Participants hail Ant Taxonomy Course ; a stepping stone towards understanding Ant Community Composition in Nyungwe National Park

#MURANGWA Darius 25-10-2021

From 18-26 October 2021 the Center of Excellence in Biodiversity and Natural Resource Management (CoEB) based in the College of Science and Technology, University of Rwanda is conducting a course on any taxonomy and sampling methods in Nyungwe National Park. The course was organized in collaboration with the Royal Belgian Institute of Natural Science (RBINS) through the fund for taxonomic capacity building awarded to Dr Wouter Dekoninck (Curator of Entomological Collections at RBINS) and Dr Venuste Nsengimana (Lecturer at University of Rwanda and Deputy Director of the CoEB).

A group photo during the visit of the Director of the CoEB to the Participants in Ant Course at IPR Kitabi

The aim of the course was to enhance knowledge on entomofauna and develop ant taxonomic capacity in Eastern Africa, starting from Rwanda. Specifically, the training program intended to (1) disentangle the taxonomic status of collected ant species and genera ; (2) develop a reference-type collection using modern sampling and curation techniques ; (3) understand the importance of good practices of adding type-material to a collection ; and (4) understand the techniques to describe, store and manage species and genera.

The expert trainers came to Rwanda from Belgium, Spain, and Ivory Coast, while participants in the course are from Rwanda, Kenya, and Democratic Republic of Congo.

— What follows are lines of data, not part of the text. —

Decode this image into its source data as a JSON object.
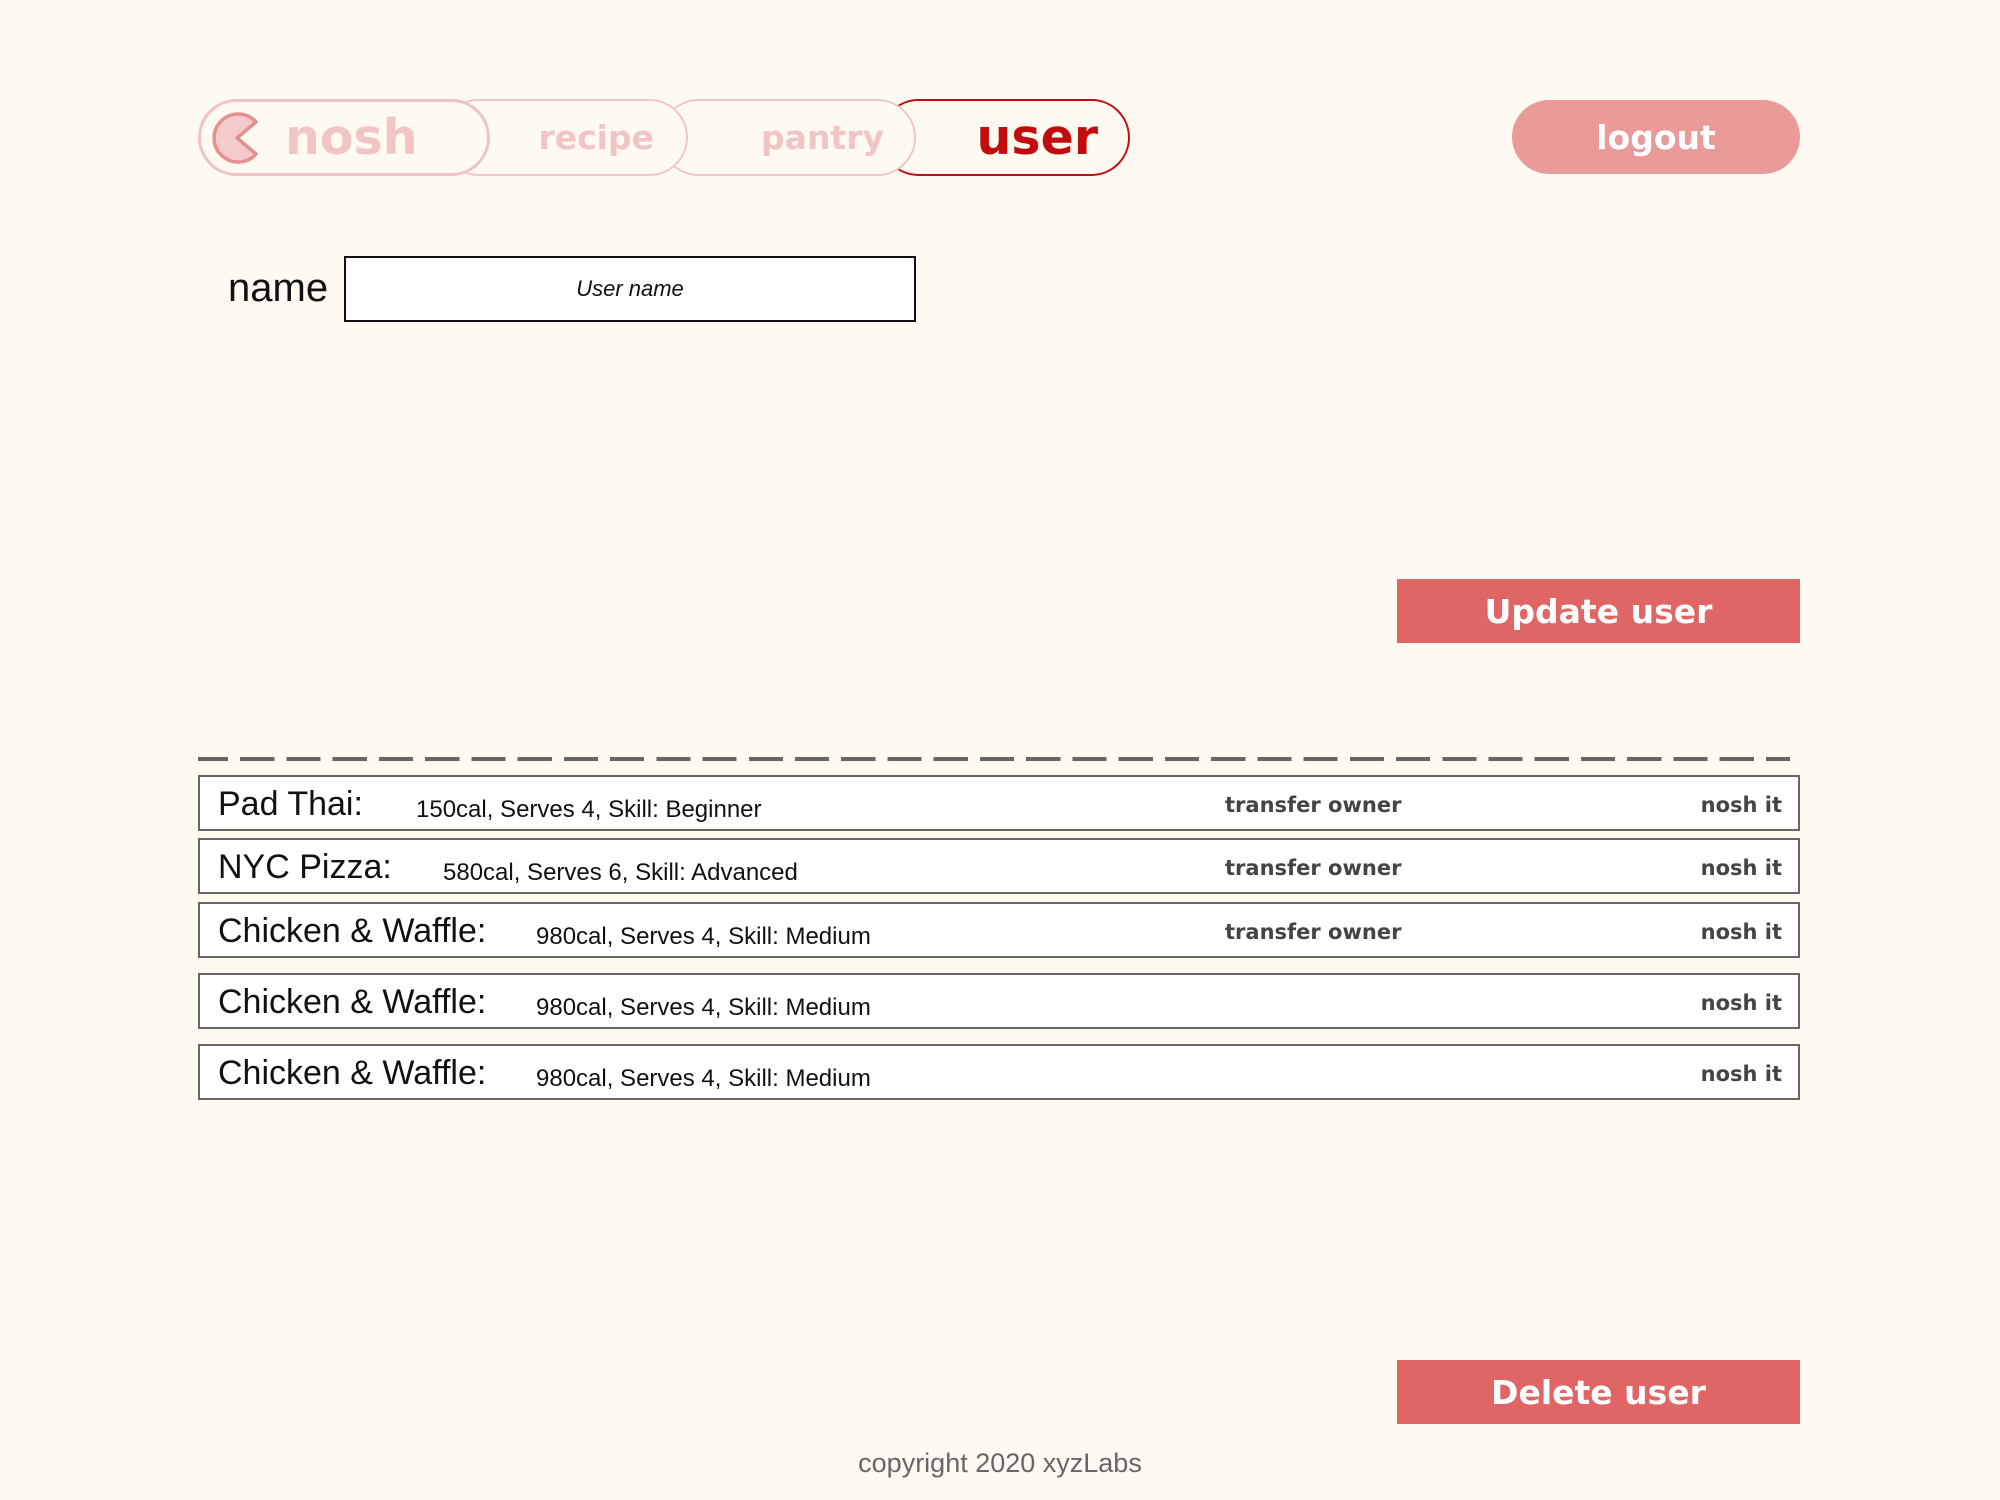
{
  "nav": {
    "home_label": "nosh",
    "recipe_label": "recipe",
    "pantry_label": "pantry",
    "user_label": "user",
    "logo_icon": "pacman-logo-icon",
    "active_color": "#c10d0d",
    "inactive_color": "#f2c5c5"
  },
  "header": {
    "logout_label": "logout",
    "logout_color": "#eb9a9a"
  },
  "form": {
    "name_label": "name",
    "name_placeholder": "User name",
    "name_value": ""
  },
  "actions": {
    "update_label": "Update user",
    "delete_label": "Delete user",
    "button_color": "#e06666"
  },
  "recipes": [
    {
      "title": "Pad Thai:",
      "meta": "150cal, Serves 4, Skill: Beginner",
      "transfer": "transfer owner",
      "nosh": "nosh it"
    },
    {
      "title": "NYC Pizza:",
      "meta": "580cal, Serves 6, Skill: Advanced",
      "transfer": "transfer owner",
      "nosh": "nosh it"
    },
    {
      "title": "Chicken & Waffle:",
      "meta": "980cal, Serves 4, Skill: Medium",
      "transfer": "transfer owner",
      "nosh": "nosh it"
    },
    {
      "title": "Chicken & Waffle:",
      "meta": "980cal, Serves 4, Skill: Medium",
      "nosh": "nosh it"
    },
    {
      "title": "Chicken & Waffle:",
      "meta": "980cal, Serves 4, Skill: Medium",
      "nosh": "nosh it"
    }
  ],
  "footer": {
    "copyright": "copyright 2020 xyzLabs"
  }
}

Theories are always enhanced by field activities in Nyungwe National Park and practical activities in the laboratory. So far three sampling sites (Pindura, Uwinka and Karamba) have been visited and 47 different species have been collected ! All collected ant specimens have been identified to genus and some to species level. Data will be published on the Rwanda Biodiversity Information System (RBIS) to allow easy access to the biodiversity of ants of Rwanda.

The trainer Kiko Gomez (L) from Spain explaining the distribution of ants worldwide to Prof Beth Kaplin, CoEB Director

Among participants in the ant course include Joselyne Barakagwira who is the CoEB Education and awareness raising coordinator. She noted that besides the role played by ants in our ecosystems, a lot is still unknown about biology and distribution of ants in Rwanda.

“The Rwanda ant course helped me to know how to sample, identify and manage collections of ants” She said, adding that she plans to share the knowledge she got from the course by training others and contribute to more sampling and identification of ants to avail data of ants in Rwanda.

Diane Umutoni, another participant attested that she learnt a lot in the ant course starting from the role played by ants. According to her, she didn’t know and care about ants because as she considered them as useless and less important living things to the human being.

“But now, I know that they are for example ecosystem engineers that improve soil quality and soil health. I know that they can be used as source of food, in medical studies and biological indicators of land use change,” witnessed Umutoni who is the Conservation and Research Assistant at Akagera National Park.

Group photo after the field sampling at Uwinka, Nyungwe National Park